• **Aim of the task**: The response should consist of every record, reproduced exactly.

• **Exercise materials**:
**********

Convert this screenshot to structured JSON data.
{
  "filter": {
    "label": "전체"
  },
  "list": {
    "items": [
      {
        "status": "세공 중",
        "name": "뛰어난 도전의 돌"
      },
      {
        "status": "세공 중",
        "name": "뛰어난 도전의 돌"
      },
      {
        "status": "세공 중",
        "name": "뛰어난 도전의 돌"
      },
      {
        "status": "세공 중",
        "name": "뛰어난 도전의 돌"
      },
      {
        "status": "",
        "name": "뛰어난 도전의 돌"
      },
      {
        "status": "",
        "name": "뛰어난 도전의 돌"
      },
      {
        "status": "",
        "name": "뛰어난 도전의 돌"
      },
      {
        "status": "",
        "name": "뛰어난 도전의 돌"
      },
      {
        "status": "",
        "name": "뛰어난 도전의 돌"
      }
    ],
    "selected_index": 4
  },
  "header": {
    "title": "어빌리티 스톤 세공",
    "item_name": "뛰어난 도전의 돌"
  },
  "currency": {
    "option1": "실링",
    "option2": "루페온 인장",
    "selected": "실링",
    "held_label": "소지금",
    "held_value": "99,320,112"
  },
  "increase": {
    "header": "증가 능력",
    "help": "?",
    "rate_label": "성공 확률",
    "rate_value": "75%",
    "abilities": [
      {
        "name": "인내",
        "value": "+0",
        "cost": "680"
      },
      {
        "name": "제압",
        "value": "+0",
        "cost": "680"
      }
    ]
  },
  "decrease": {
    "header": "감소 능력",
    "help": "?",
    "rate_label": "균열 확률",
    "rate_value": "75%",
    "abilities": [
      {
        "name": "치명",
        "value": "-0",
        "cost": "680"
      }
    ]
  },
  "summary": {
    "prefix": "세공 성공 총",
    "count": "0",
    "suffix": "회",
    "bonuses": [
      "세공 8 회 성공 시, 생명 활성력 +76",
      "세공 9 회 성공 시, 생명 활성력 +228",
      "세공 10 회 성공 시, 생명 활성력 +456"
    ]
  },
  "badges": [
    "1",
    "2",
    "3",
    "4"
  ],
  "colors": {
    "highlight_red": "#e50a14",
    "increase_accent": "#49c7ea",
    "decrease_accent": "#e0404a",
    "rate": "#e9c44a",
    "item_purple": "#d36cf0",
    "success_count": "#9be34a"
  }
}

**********

• **Response to the task**:
Convert this screenshot to structured JSON data.
{
  "filter": {
    "label": "전체"
  },
  "list": {
    "items": [
      {
        "status": "세공 중",
        "name": "뛰어난 도전의 돌"
      },
      {
        "status": "세공 중",
        "name": "뛰어난 도전의 돌"
      },
      {
        "status": "세공 중",
        "name": "뛰어난 도전의 돌"
      },
      {
        "status": "세공 중",
        "name": "뛰어난 도전의 돌"
      },
      {
        "status": "",
        "name": "뛰어난 도전의 돌"
      },
      {
        "status": "",
        "name": "뛰어난 도전의 돌"
      },
      {
        "status": "",
        "name": "뛰어난 도전의 돌"
      },
      {
        "status": "",
        "name": "뛰어난 도전의 돌"
      },
      {
        "status": "",
        "name": "뛰어난 도전의 돌"
      }
    ],
    "selected_index": 4
  },
  "header": {
    "title": "어빌리티 스톤 세공",
    "item_name": "뛰어난 도전의 돌"
  },
  "currency": {
    "option1": "실링",
    "option2": "루페온 인장",
    "selected": "실링",
    "held_label": "소지금",
    "held_value": "99,320,112"
  },
  "increase": {
    "header": "증가 능력",
    "help": "?",
    "rate_label": "성공 확률",
    "rate_value": "75%",
    "abilities": [
      {
        "name": "인내",
        "value": "+0",
        "cost": "680"
      },
      {
        "name": "제압",
        "value": "+0",
        "cost": "680"
      }
    ]
  },
  "decrease": {
    "header": "감소 능력",
    "help": "?",
    "rate_label": "균열 확률",
    "rate_value": "75%",
    "abilities": [
      {
        "name": "치명",
        "value": "-0",
        "cost": "680"
      }
    ]
  },
  "summary": {
    "prefix": "세공 성공 총",
    "count": "0",
    "suffix": "회",
    "bonuses": [
      "세공 8 회 성공 시, 생명 활성력 +76",
      "세공 9 회 성공 시, 생명 활성력 +228",
      "세공 10 회 성공 시, 생명 활성력 +456"
    ]
  },
  "badges": [
    "1",
    "2",
    "3",
    "4"
  ],
  "colors": {
    "highlight_red": "#e50a14",
    "increase_accent": "#49c7ea",
    "decrease_accent": "#e0404a",
    "rate": "#e9c44a",
    "item_purple": "#d36cf0",
    "success_count": "#9be34a"
  }
}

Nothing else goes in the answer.